"There is today talk the world over of a nuclear renaissance and we cannot afford to miss the bus or lag behind those global developments," he said.
"India is now too important a country to remain outside the international mainstream in this critical area.

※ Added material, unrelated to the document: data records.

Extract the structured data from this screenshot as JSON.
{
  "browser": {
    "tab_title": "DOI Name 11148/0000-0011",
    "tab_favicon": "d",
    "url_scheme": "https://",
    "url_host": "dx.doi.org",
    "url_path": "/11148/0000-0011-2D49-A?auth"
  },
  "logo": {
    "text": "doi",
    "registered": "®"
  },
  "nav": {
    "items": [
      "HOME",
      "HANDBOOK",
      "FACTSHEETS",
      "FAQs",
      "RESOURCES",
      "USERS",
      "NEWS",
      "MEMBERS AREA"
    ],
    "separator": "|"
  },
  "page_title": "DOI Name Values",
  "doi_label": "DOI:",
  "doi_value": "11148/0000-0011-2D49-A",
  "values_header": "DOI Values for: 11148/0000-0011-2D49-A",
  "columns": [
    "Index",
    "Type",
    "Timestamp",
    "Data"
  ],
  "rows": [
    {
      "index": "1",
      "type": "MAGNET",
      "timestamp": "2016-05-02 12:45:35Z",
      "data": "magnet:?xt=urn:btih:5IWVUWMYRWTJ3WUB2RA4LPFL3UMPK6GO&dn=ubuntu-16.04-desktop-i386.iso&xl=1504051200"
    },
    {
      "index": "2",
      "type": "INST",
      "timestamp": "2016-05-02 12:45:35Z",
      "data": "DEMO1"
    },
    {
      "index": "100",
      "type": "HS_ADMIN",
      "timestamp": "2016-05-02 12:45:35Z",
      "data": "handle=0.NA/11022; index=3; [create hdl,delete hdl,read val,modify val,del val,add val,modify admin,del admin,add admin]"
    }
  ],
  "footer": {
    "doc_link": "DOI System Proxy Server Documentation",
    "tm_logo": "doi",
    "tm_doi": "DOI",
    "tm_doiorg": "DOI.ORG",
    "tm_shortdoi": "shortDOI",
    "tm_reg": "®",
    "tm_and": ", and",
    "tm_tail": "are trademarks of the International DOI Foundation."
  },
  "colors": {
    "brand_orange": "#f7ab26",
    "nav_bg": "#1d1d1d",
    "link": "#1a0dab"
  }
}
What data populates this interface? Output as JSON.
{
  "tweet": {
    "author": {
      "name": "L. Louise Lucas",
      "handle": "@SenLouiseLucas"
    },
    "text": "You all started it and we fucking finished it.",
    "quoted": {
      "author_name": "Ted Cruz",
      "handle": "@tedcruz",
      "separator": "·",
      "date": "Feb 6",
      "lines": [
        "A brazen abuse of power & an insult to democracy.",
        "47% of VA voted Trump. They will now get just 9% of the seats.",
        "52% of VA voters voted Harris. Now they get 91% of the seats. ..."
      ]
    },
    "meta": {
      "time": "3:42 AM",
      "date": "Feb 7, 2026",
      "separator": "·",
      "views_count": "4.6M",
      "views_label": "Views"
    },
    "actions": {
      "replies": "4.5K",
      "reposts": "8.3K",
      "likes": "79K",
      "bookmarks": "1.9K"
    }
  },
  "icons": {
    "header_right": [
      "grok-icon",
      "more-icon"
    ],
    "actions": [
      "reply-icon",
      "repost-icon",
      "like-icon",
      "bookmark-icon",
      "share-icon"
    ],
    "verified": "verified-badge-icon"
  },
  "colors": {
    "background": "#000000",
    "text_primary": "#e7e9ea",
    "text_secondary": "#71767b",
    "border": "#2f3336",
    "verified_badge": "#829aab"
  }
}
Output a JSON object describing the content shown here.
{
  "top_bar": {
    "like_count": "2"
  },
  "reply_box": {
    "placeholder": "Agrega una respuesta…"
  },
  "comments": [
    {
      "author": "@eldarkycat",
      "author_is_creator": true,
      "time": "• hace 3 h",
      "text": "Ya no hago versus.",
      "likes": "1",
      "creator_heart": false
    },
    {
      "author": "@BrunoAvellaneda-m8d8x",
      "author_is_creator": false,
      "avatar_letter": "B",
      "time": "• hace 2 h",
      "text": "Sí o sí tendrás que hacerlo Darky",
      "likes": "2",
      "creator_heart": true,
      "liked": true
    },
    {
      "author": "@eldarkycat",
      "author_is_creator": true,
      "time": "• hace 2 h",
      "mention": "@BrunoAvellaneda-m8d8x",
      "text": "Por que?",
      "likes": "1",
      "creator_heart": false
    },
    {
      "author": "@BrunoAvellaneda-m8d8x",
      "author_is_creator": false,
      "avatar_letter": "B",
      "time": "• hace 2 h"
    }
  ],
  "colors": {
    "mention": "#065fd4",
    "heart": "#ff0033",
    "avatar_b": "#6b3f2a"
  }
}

We need to pave the way for India to benefit from nuclear commerce without restrictions."
New Delhi finalized the text of the civilian nuclear energy cooperation deal with Washington last month but has since faced vocal opposition from its communist allies, who shore up Singh's coalition from outside.
The civilian nuclear cooperation deal aims to lift a three-decade ban on sales of U.S. nuclear fuel and reactors to India, imposed after it conducted a nuclear test in 1974 while staying out of non-proliferation agreements.
While the deal has been hailed as historic by Washington and New Delhi, the communists say it compromises India's sovereignty and imposes American hegemony.
Although Singh did not name the communists or explicitly refer to the crisis gripping his three-year-old coalition, he sought to allay criticism that the deal would make India a "client-state" of the U.S.
"This cooperation will not be dependent on any one country and we will source supplies from many of the countries ... including the United States, Russia and France," he said.
"This will signal the end of our international isolation of the past few decades."
India needs to conclude a safeguards agreement with the International Atomic Energy Agency, get unanimous backing of the Nuclear Suppliers Group and the approval of the U.S. Congress before the deal can come into force.
The Indian panel appointed on Thursday to study the deal is expected to submit its report by the end of September, giving the government time to convince the communists.